Carbon dioxide, called CO2
A potential electric-charge carrier that comes to mind, is carbon dioxide, called CO2. It is a molecule made up of two oxygen atoms attached to a carbon atom. Both atoms have a large number of electrons in their outer electron shells, for a total of 16 or twice that of a water molecule. The attachment of the atoms is perfectly centrosymmetric so that the molecule has no dipole effect. It is unknown to what degree CO2 can be eclectically ionized by stripping one of its electrons that would result in bi-polarity. To my knowledge, no work has been done in this area, which theoretically has a promising potential, though CO2 is used in a wide range of industrial applications, such as an inert gas in welding and fire extinguishers, as a pressurizing gas in oil recovery, as a chemical feedstock, even as a refrigerant, and in liquid form as a solvent in the decaffeination of coffee as it enables supercritical drying. It is even added to drinking water and carbonated beverages including beer and champagne to give them a sparkle.
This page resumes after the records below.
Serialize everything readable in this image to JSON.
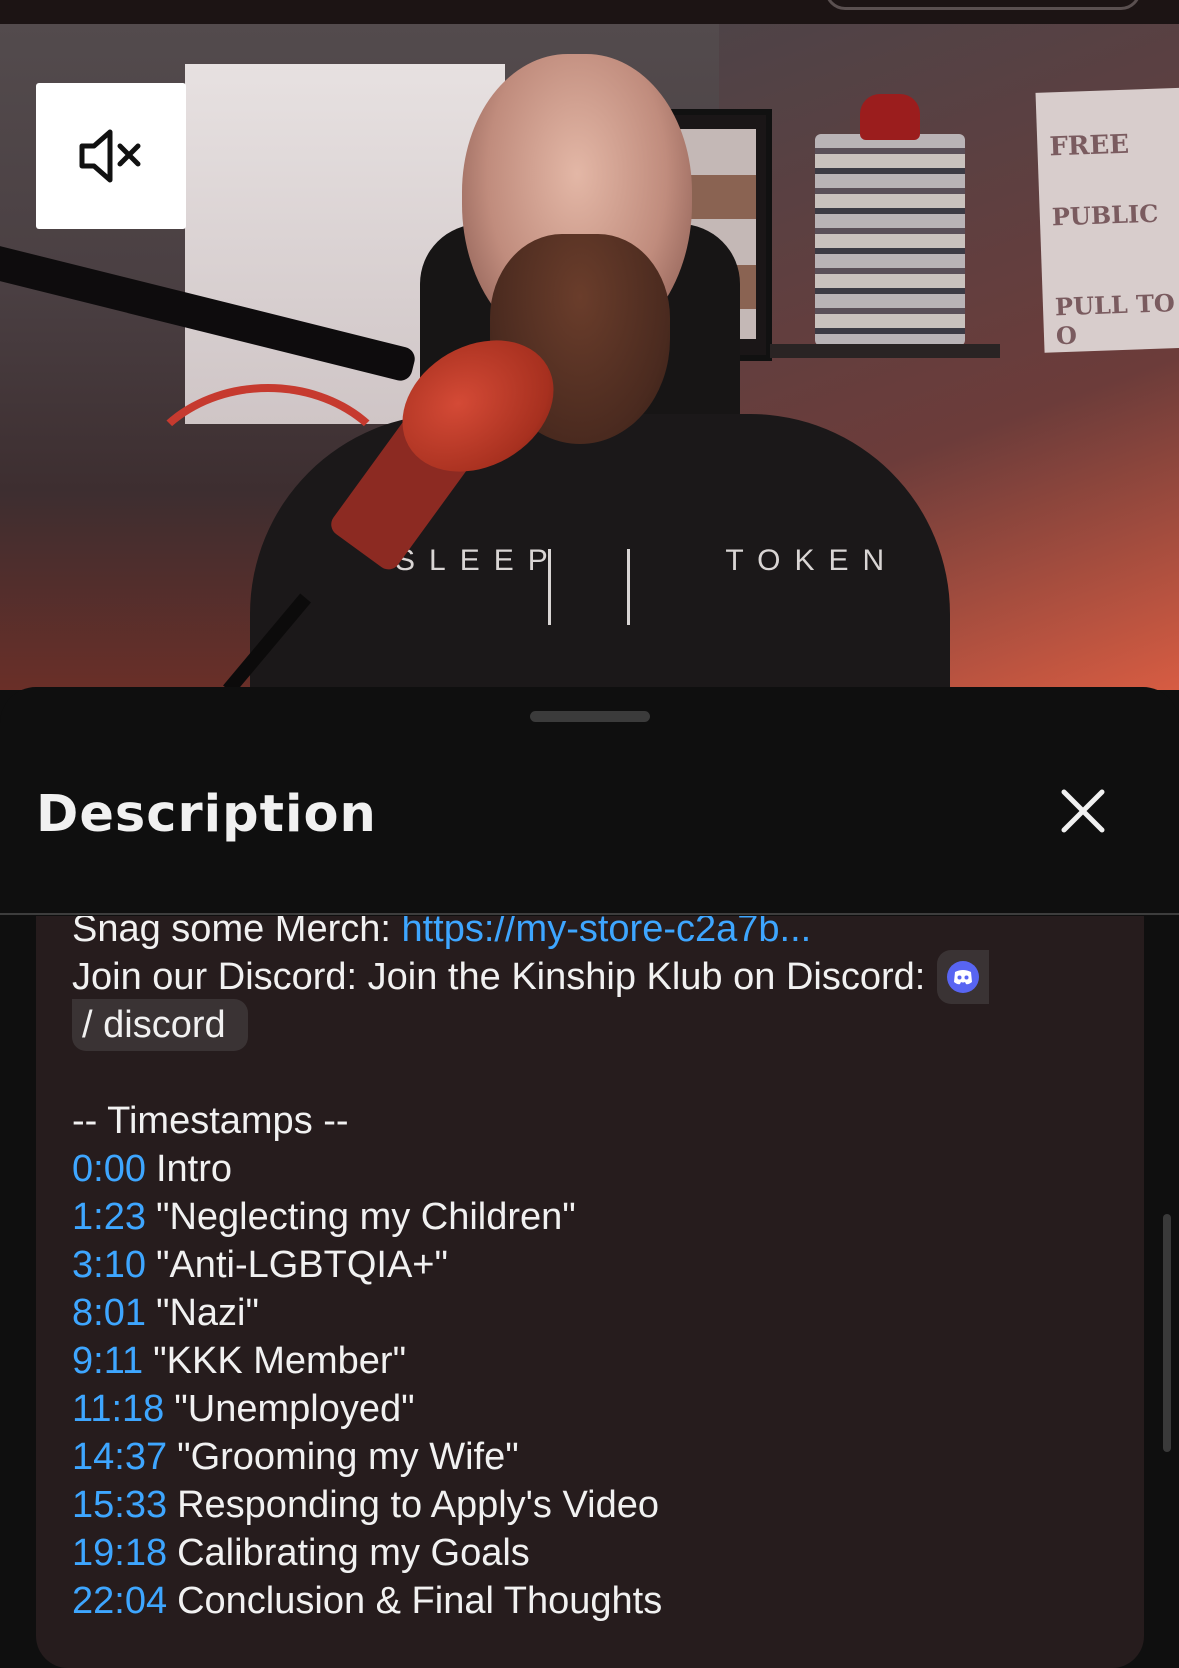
{
  "player": {
    "mute_button_icon": "volume-muted-icon",
    "shirt_text_left": "SLEEP",
    "shirt_text_right": "TOKEN",
    "poster_line1": "FREE",
    "poster_line2": "PUBLIC",
    "poster_line3": "PULL TO O"
  },
  "panel": {
    "title": "Description",
    "close_icon": "close-icon"
  },
  "description": {
    "merch_label": "Snag some Merch: ",
    "merch_link": "https://my-store-c2a7b...",
    "discord_label": "Join our Discord: Join the Kinship Klub on Discord:",
    "discord_chip_icon": "discord-icon",
    "discord_chip_text": "/ discord",
    "timestamps_header": "-- Timestamps --",
    "timestamps": [
      {
        "time": "0:00",
        "label": "Intro"
      },
      {
        "time": "1:23",
        "label": "\"Neglecting my Children\""
      },
      {
        "time": "3:10",
        "label": "\"Anti-LGBTQIA+\""
      },
      {
        "time": "8:01",
        "label": "\"Nazi\""
      },
      {
        "time": "9:11",
        "label": "\"KKK Member\""
      },
      {
        "time": "11:18",
        "label": "\"Unemployed\""
      },
      {
        "time": "14:37",
        "label": "\"Grooming my Wife\""
      },
      {
        "time": "15:33",
        "label": "Responding to Apply's Video"
      },
      {
        "time": "19:18",
        "label": "Calibrating my Goals"
      },
      {
        "time": "22:04",
        "label": "Conclusion & Final Thoughts"
      }
    ]
  },
  "colors": {
    "link": "#3ea6ff",
    "panel_bg": "#0f0f0f",
    "description_bg": "#261c1d",
    "text": "#f1f1f1",
    "discord_brand": "#5865f2"
  }
}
The frozen solid form of CO2, known as "dry ice" is used as a low temperature refrigerant and as an abrasive in Dry-Ice blasting.